The plank. It’s everyone’s favourite core exercise, and the base for a hundred variations of torture training, including the ubiquitous push-up (which is a plank PLUS upper body movement). But many people do it terribly wrong. And it might not be the best choice for all mamas… Here’s how and when to add the plank to your core training routine.
The plank is an isometric contraction of multiple muscles in the back, chest, shoulders, legs and, yes, the abs. The plank is proven to challenge your abdominal muscles twice as much as traditional “ab work,” such as crunches and sit-ups, which are not just less effective but hard on the spine and potentially damaging to your midsection during pregnancy and postpartum. Unlike a sit-up or crunch, the plank challenges the deep core muscles which stabilize the spine and pelvis, and act as a natural “girdle” or “weight belt” for the midsection. In real life, these inner core muscles stabilize your torso when you move your body, especially when balance, heavy lifting, impact or multi-limb movements are involved. More strength in your core allows you to generate more power from your legs and arms for squats, pushups, punches, kicks, twists, dancing, yoga sun salutations, and whatever floats your exercise boat.
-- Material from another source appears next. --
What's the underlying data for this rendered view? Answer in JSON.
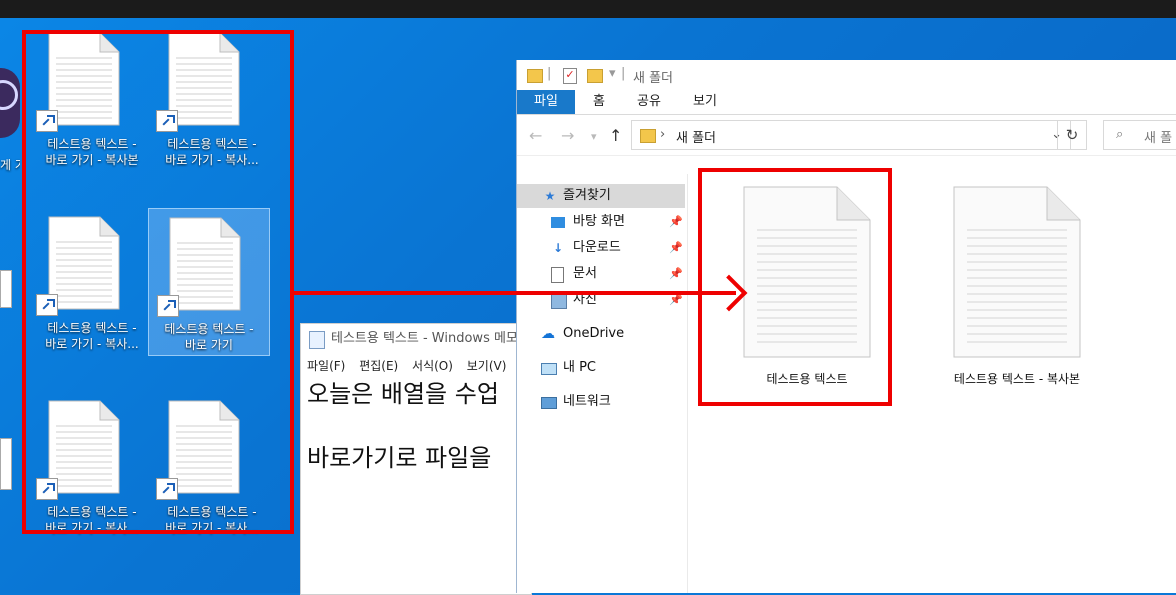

Once you can hold a plank for 1-2 minutes, you are ready to move on to more complicated plank variations involving movements of the arms and/or legs. Ignore those “plank-a-day” challenges that have you building up to 5 or even 10 minutes in plank position; they’re not based on exercise science. A plank, when held properly, should be very challenging after just a minute or two, and super-long planks don’t really have an application in real life. You’re better off making your shorter planks more challenging than you are making your planks longer and longer ad nauseam.
Check out the photos below for a list of DO and DON’T instructions for the perfect plank.
- place your elbows directly under your shoulders
- keep your chin off your chest and your neck neutral, with your shoulder blades squeezed back so the shoulders are far away from the ears
- squeeze your quadriceps (front of the thigh) and glutes (butt)
- exhale through your mouth as you draw your belly button up toward your spine
- move down to the knees if you feel you cannot breathe, speak, or keep your abdominal muscles contracted upward
First and foremost, don’t do the plank in the latter stages of pregnancy (if you’re unsure about your form, or feel any strain, omit front planks from about 20 weeks gestation or the point that your “bump” begins to push past the bony structures of your ribcage & pelvis). Hold off on the front plank in postpartum until you’ve recovered fully, with a healthy pelvic floor and no abdominal separation (Diastasis Recti).
- push your butt in the air
- drop your chin into your chest
- hunch your shoulders
- arch your low back so your belly and thighs drop toward the floor
- hold your breath
- hold longer than you can keep your belly drawn upward
Plank: love it? Hate it? Got a favourite plank exercise? Share it below!